This module will also load www/common/cryptpad-common.js which represents the communication between the outer and worker levels. "Cryptpad-common" will first choose the best type of worker available in the browser. It will initialize it, create a communication channel and then send the main command to load the user account.

Once the user account is loaded by the worker, "sframe-common-outer" will be able to start loading the document (if applicable) or the content of the selected application.

The outer level thus functions as an intermediary between the interface and the "local database".


The tasks performed by outer are not limited to initializing content and transmitting messages. The code is based on the principle that several CryptPad tabs will be opened in the browser. The SharedWorker performs regular tasks in a thread common to all these tabs, but this thread must not be overloaded at the risk of slowing down all the tabs. This is why, when a tab wants to access a collaborative document, the recovery of the encrypted content is done by the worker, but the decryption itself is done in outer.

The outer level also handles some document operations requiring encryption like changing the password of a document or making a copy of it.



When a new tab is opened, outer will load the main inner iframe as soon as possible. Each application has its own page "inner.html" which represents the starting point of the iframe. This file will then load the basic code of the application "inner.js", which will be responsible for opening all the necessary modules. Most of the modules being common to all applications, the "inner.js" file is often the only file specific to a given application.

The important elements loaded by "inner.js" are about the communication with outer, the common interface elements (toolbar, reusable menus, etc.) but also the whole style of the application. The style is loaded by a ".less" file specific to the application from "inner.js". The less files are compiled to CSS directly in the client's browser. This allows for the full use of advanced LESS functions, for example mixins, without worrying about adding a build step.

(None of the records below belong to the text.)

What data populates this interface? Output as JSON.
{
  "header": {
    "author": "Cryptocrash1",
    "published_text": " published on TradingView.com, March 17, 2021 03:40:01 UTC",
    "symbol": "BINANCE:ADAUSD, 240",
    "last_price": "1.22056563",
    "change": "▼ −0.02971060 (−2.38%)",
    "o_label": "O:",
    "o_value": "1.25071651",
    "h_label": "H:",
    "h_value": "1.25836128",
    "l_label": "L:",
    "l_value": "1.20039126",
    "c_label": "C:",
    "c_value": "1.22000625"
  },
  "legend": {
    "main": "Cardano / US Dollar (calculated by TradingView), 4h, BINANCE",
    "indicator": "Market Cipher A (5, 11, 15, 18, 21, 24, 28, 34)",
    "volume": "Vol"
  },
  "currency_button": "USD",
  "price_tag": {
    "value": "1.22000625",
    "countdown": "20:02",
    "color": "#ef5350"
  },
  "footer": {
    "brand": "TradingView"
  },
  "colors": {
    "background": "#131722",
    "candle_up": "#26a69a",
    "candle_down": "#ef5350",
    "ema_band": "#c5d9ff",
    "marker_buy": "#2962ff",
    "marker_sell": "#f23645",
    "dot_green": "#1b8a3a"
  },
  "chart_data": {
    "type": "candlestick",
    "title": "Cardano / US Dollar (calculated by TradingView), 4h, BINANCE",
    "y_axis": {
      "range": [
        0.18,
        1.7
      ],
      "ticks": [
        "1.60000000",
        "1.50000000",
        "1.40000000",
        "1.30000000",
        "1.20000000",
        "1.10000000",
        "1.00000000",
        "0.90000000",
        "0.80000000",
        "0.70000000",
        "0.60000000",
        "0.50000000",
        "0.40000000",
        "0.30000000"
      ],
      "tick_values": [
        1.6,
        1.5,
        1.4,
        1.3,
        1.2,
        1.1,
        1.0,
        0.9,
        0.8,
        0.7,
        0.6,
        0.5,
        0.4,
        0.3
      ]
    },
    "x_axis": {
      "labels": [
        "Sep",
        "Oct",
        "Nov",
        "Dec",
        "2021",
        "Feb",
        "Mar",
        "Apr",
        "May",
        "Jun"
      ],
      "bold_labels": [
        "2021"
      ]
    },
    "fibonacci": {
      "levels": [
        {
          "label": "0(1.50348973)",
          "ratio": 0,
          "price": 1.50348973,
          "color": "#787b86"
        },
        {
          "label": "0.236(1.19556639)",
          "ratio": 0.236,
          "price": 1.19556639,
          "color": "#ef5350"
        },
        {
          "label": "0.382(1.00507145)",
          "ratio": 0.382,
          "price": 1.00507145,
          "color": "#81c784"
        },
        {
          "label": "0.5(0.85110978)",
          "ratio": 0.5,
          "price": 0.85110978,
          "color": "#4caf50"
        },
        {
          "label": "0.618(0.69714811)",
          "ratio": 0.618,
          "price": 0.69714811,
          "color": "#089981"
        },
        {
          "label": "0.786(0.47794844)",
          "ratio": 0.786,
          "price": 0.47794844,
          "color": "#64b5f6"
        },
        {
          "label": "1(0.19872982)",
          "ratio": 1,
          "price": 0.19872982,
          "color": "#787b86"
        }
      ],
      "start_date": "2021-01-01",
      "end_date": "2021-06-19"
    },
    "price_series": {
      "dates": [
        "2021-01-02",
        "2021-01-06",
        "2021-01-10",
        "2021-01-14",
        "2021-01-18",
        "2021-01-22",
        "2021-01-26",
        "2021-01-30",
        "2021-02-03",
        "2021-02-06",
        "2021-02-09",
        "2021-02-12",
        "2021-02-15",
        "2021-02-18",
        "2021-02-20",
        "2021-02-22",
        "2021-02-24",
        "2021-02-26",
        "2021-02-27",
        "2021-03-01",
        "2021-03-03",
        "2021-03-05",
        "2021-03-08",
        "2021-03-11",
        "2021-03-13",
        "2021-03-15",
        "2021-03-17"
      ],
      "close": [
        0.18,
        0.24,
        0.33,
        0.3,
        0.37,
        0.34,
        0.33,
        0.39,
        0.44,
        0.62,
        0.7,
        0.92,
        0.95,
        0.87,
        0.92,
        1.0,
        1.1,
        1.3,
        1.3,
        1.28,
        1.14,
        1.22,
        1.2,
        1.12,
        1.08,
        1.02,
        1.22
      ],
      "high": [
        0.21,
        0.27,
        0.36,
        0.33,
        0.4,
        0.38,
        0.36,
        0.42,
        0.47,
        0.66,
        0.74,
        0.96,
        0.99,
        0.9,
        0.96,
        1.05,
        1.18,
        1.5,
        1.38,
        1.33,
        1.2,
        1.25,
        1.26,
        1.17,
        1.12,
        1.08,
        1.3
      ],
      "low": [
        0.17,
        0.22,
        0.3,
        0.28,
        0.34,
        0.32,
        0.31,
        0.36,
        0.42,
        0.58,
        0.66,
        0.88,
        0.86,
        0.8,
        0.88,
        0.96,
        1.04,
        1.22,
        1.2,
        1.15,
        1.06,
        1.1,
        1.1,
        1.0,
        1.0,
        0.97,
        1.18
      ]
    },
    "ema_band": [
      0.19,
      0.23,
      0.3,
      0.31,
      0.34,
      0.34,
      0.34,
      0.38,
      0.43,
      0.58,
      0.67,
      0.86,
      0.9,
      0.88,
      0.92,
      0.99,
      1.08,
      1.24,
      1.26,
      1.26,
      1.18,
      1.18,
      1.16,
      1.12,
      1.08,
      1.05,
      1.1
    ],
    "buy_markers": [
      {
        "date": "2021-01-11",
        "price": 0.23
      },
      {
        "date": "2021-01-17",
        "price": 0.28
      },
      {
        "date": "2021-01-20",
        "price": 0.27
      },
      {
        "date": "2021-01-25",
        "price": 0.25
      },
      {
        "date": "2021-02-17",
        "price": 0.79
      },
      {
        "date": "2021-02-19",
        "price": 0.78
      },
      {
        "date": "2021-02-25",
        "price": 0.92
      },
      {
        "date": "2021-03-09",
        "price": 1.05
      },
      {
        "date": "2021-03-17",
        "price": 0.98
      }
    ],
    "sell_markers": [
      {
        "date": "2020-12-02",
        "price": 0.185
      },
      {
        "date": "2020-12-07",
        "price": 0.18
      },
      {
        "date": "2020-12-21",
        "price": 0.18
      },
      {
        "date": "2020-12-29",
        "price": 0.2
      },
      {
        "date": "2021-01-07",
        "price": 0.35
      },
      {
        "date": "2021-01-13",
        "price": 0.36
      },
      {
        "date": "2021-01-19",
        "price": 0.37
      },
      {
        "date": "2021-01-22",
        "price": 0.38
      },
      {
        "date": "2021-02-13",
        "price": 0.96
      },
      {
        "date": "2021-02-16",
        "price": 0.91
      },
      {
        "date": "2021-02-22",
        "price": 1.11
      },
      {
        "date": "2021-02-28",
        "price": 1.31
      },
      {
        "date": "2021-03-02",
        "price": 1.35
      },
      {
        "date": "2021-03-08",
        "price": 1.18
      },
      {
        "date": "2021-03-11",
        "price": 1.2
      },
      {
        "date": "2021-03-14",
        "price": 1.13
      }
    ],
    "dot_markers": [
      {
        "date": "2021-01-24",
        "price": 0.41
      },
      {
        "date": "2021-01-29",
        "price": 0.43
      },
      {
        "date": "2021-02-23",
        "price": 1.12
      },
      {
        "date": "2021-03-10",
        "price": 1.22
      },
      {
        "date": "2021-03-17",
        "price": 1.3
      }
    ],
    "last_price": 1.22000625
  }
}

The purpose of the main inner iframe is to work with a different domain (or HTTP origin), which benefits from additional "cross-domain" protections. This iframe is the only part of the system that displays an interface where users interact with each other, which makes it particularly vulnerable in case of a code flaw. Isolating it, on the one hand within an iframe, and on the other hand with a different domain, makes it possible to protect all data that is not directly displayed in the document. It is in fact impossible to recover the keys of the current document from the inner iframe. Only the decrypted content is accessible, as well as the public data of the user and the current users of the pad.

To display sensitive data such as the document link, password, or owners, the share or access modals are opened in a separate iframe, called "secure-iframe". This secure iframe has access to sensitive data, but it has no direct contact with the main inner iframe. All possible exchanges between the main iframe (which displays the opened application) and the secure iframe (which displays sensitive data) are done through outer. These two iframes are both daughters of outer and therefore cannot access each other's data which preserves the sandbox behavior.


The inner iframes display the entire user interface. This concerns both elements common to all applications (toolbar, user menu, main actions) and elements common to collaborative documents (access or sharing modals, user list) as well as elements specific to each application (content rendering). The "share", "access", "properties" modals as well as the upload or file selection popups are displayed by the secure iframe. All the rest is in the main iframe.